=== EXTRACTED INFORMATION ===

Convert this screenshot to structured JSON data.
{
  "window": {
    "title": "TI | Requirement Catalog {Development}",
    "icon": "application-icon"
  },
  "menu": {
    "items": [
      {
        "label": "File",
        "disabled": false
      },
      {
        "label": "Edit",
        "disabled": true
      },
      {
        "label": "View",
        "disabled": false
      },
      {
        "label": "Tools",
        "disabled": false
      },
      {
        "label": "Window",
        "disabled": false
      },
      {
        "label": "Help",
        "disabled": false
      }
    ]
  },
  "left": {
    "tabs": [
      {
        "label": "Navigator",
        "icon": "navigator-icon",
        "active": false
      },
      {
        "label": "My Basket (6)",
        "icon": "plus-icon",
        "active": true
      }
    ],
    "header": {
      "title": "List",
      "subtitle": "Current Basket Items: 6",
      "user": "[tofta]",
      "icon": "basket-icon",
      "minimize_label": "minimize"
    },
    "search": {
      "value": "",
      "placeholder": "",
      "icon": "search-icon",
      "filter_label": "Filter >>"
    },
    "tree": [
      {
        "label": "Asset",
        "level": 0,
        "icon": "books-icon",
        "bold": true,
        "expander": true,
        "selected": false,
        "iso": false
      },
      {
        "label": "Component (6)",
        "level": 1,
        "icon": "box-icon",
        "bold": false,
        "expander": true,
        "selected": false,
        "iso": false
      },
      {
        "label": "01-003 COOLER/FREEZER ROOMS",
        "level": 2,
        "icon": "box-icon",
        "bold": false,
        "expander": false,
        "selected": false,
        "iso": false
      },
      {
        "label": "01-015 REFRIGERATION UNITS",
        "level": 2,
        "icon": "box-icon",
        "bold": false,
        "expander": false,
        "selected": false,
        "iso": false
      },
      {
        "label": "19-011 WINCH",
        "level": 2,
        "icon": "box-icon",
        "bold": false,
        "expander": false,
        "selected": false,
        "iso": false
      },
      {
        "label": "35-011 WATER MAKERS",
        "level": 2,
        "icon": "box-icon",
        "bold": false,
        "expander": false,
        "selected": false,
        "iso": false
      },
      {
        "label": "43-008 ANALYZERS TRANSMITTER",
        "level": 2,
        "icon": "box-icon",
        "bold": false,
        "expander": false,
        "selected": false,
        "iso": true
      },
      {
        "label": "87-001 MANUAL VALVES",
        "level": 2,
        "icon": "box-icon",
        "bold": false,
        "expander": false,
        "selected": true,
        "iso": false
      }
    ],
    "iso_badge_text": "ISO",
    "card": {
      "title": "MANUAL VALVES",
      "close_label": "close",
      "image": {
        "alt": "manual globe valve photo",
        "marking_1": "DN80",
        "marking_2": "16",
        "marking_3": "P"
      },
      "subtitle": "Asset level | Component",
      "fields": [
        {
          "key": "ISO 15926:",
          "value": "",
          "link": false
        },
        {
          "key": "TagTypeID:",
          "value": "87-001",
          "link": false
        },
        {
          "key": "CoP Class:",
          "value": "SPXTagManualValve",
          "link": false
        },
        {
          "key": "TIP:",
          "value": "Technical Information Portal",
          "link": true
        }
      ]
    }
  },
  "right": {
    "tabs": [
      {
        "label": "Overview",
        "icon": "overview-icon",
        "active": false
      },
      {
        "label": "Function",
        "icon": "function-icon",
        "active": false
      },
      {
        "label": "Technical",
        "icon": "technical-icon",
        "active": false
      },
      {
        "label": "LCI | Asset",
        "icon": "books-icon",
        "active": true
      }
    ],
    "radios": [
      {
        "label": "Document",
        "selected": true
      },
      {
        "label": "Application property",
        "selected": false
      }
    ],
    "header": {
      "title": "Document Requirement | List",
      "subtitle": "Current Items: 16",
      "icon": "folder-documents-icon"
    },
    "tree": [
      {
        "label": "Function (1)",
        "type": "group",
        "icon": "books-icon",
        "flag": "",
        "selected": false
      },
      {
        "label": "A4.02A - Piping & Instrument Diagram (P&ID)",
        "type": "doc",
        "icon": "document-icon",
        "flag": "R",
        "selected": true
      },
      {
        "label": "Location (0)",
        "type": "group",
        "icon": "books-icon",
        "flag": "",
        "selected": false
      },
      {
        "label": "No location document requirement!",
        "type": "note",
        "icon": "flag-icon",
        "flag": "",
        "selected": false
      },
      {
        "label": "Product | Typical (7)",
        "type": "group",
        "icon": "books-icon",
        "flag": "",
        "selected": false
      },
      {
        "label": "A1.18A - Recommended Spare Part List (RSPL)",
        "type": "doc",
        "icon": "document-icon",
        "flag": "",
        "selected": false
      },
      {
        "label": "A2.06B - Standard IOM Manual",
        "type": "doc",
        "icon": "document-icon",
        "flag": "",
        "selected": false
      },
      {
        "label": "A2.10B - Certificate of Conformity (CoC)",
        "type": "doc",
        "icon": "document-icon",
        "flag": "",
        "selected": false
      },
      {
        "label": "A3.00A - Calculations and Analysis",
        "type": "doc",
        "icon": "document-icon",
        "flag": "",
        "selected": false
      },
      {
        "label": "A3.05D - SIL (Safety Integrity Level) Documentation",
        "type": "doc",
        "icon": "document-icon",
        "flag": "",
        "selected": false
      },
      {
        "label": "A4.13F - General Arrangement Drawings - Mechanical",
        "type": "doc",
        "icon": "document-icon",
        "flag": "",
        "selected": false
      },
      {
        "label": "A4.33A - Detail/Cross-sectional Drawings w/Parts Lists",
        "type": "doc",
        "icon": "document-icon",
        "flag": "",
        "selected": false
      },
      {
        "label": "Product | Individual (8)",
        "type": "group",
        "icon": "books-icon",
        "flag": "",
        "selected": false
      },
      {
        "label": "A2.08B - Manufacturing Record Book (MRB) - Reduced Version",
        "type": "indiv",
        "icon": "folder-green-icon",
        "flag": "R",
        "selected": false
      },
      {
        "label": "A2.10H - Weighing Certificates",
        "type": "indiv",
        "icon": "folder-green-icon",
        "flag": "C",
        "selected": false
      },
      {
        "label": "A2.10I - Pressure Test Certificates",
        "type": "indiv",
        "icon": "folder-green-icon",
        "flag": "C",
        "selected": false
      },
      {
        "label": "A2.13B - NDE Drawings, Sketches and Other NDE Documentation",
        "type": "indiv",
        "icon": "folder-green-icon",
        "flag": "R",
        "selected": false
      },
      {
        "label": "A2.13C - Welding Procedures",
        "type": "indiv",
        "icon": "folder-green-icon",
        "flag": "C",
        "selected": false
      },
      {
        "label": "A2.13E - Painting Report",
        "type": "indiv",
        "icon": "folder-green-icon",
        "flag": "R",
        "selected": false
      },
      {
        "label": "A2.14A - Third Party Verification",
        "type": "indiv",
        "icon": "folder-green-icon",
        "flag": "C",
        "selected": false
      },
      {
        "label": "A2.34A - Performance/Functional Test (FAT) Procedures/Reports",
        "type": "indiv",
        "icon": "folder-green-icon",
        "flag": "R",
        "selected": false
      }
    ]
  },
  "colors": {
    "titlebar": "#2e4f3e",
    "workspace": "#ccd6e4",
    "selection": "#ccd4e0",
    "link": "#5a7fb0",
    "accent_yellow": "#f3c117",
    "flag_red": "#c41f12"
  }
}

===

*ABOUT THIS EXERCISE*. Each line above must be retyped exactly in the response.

*WRITTEN SOLUTION*.
Convert this screenshot to structured JSON data.
{
  "window": {
    "title": "TI | Requirement Catalog {Development}",
    "icon": "application-icon"
  },
  "menu": {
    "items": [
      {
        "label": "File",
        "disabled": false
      },
      {
        "label": "Edit",
        "disabled": true
      },
      {
        "label": "View",
        "disabled": false
      },
      {
        "label": "Tools",
        "disabled": false
      },
      {
        "label": "Window",
        "disabled": false
      },
      {
        "label": "Help",
        "disabled": false
      }
    ]
  },
  "left": {
    "tabs": [
      {
        "label": "Navigator",
        "icon": "navigator-icon",
        "active": false
      },
      {
        "label": "My Basket (6)",
        "icon": "plus-icon",
        "active": true
      }
    ],
    "header": {
      "title": "List",
      "subtitle": "Current Basket Items: 6",
      "user": "[tofta]",
      "icon": "basket-icon",
      "minimize_label": "minimize"
    },
    "search": {
      "value": "",
      "placeholder": "",
      "icon": "search-icon",
      "filter_label": "Filter >>"
    },
    "tree": [
      {
        "label": "Asset",
        "level": 0,
        "icon": "books-icon",
        "bold": true,
        "expander": true,
        "selected": false,
        "iso": false
      },
      {
        "label": "Component (6)",
        "level": 1,
        "icon": "box-icon",
        "bold": false,
        "expander": true,
        "selected": false,
        "iso": false
      },
      {
        "label": "01-003 COOLER/FREEZER ROOMS",
        "level": 2,
        "icon": "box-icon",
        "bold": false,
        "expander": false,
        "selected": false,
        "iso": false
      },
      {
        "label": "01-015 REFRIGERATION UNITS",
        "level": 2,
        "icon": "box-icon",
        "bold": false,
        "expander": false,
        "selected": false,
        "iso": false
      },
      {
        "label": "19-011 WINCH",
        "level": 2,
        "icon": "box-icon",
        "bold": false,
        "expander": false,
        "selected": false,
        "iso": false
      },
      {
        "label": "35-011 WATER MAKERS",
        "level": 2,
        "icon": "box-icon",
        "bold": false,
        "expander": false,
        "selected": false,
        "iso": false
      },
      {
        "label": "43-008 ANALYZERS TRANSMITTER",
        "level": 2,
        "icon": "box-icon",
        "bold": false,
        "expander": false,
        "selected": false,
        "iso": true
      },
      {
        "label": "87-001 MANUAL VALVES",
        "level": 2,
        "icon": "box-icon",
        "bold": false,
        "expander": false,
        "selected": true,
        "iso": false
      }
    ],
    "iso_badge_text": "ISO",
    "card": {
      "title": "MANUAL VALVES",
      "close_label": "close",
      "image": {
        "alt": "manual globe valve photo",
        "marking_1": "DN80",
        "marking_2": "16",
        "marking_3": "P"
      },
      "subtitle": "Asset level | Component",
      "fields": [
        {
          "key": "ISO 15926:",
          "value": "",
          "link": false
        },
        {
          "key": "TagTypeID:",
          "value": "87-001",
          "link": false
        },
        {
          "key": "CoP Class:",
          "value": "SPXTagManualValve",
          "link": false
        },
        {
          "key": "TIP:",
          "value": "Technical Information Portal",
          "link": true
        }
      ]
    }
  },
  "right": {
    "tabs": [
      {
        "label": "Overview",
        "icon": "overview-icon",
        "active": false
      },
      {
        "label": "Function",
        "icon": "function-icon",
        "active": false
      },
      {
        "label": "Technical",
        "icon": "technical-icon",
        "active": false
      },
      {
        "label": "LCI | Asset",
        "icon": "books-icon",
        "active": true
      }
    ],
    "radios": [
      {
        "label": "Document",
        "selected": true
      },
      {
        "label": "Application property",
        "selected": false
      }
    ],
    "header": {
      "title": "Document Requirement | List",
      "subtitle": "Current Items: 16",
      "icon": "folder-documents-icon"
    },
    "tree": [
      {
        "label": "Function (1)",
        "type": "group",
        "icon": "books-icon",
        "flag": "",
        "selected": false
      },
      {
        "label": "A4.02A - Piping & Instrument Diagram (P&ID)",
        "type": "doc",
        "icon": "document-icon",
        "flag": "R",
        "selected": true
      },
      {
        "label": "Location (0)",
        "type": "group",
        "icon": "books-icon",
        "flag": "",
        "selected": false
      },
      {
        "label": "No location document requirement!",
        "type": "note",
        "icon": "flag-icon",
        "flag": "",
        "selected": false
      },
      {
        "label": "Product | Typical (7)",
        "type": "group",
        "icon": "books-icon",
        "flag": "",
        "selected": false
      },
      {
        "label": "A1.18A - Recommended Spare Part List (RSPL)",
        "type": "doc",
        "icon": "document-icon",
        "flag": "",
        "selected": false
      },
      {
        "label": "A2.06B - Standard IOM Manual",
        "type": "doc",
        "icon": "document-icon",
        "flag": "",
        "selected": false
      },
      {
        "label": "A2.10B - Certificate of Conformity (CoC)",
        "type": "doc",
        "icon": "document-icon",
        "flag": "",
        "selected": false
      },
      {
        "label": "A3.00A - Calculations and Analysis",
        "type": "doc",
        "icon": "document-icon",
        "flag": "",
        "selected": false
      },
      {
        "label": "A3.05D - SIL (Safety Integrity Level) Documentation",
        "type": "doc",
        "icon": "document-icon",
        "flag": "",
        "selected": false
      },
      {
        "label": "A4.13F - General Arrangement Drawings - Mechanical",
        "type": "doc",
        "icon": "document-icon",
        "flag": "",
        "selected": false
      },
      {
        "label": "A4.33A - Detail/Cross-sectional Drawings w/Parts Lists",
        "type": "doc",
        "icon": "document-icon",
        "flag": "",
        "selected": false
      },
      {
        "label": "Product | Individual (8)",
        "type": "group",
        "icon": "books-icon",
        "flag": "",
        "selected": false
      },
      {
        "label": "A2.08B - Manufacturing Record Book (MRB) - Reduced Version",
        "type": "indiv",
        "icon": "folder-green-icon",
        "flag": "R",
        "selected": false
      },
      {
        "label": "A2.10H - Weighing Certificates",
        "type": "indiv",
        "icon": "folder-green-icon",
        "flag": "C",
        "selected": false
      },
      {
        "label": "A2.10I - Pressure Test Certificates",
        "type": "indiv",
        "icon": "folder-green-icon",
        "flag": "C",
        "selected": false
      },
      {
        "label": "A2.13B - NDE Drawings, Sketches and Other NDE Documentation",
        "type": "indiv",
        "icon": "folder-green-icon",
        "flag": "R",
        "selected": false
      },
      {
        "label": "A2.13C - Welding Procedures",
        "type": "indiv",
        "icon": "folder-green-icon",
        "flag": "C",
        "selected": false
      },
      {
        "label": "A2.13E - Painting Report",
        "type": "indiv",
        "icon": "folder-green-icon",
        "flag": "R",
        "selected": false
      },
      {
        "label": "A2.14A - Third Party Verification",
        "type": "indiv",
        "icon": "folder-green-icon",
        "flag": "C",
        "selected": false
      },
      {
        "label": "A2.34A - Performance/Functional Test (FAT) Procedures/Reports",
        "type": "indiv",
        "icon": "folder-green-icon",
        "flag": "R",
        "selected": false
      }
    ]
  },
  "colors": {
    "titlebar": "#2e4f3e",
    "workspace": "#ccd6e4",
    "selection": "#ccd4e0",
    "link": "#5a7fb0",
    "accent_yellow": "#f3c117",
    "flag_red": "#c41f12"
  }
}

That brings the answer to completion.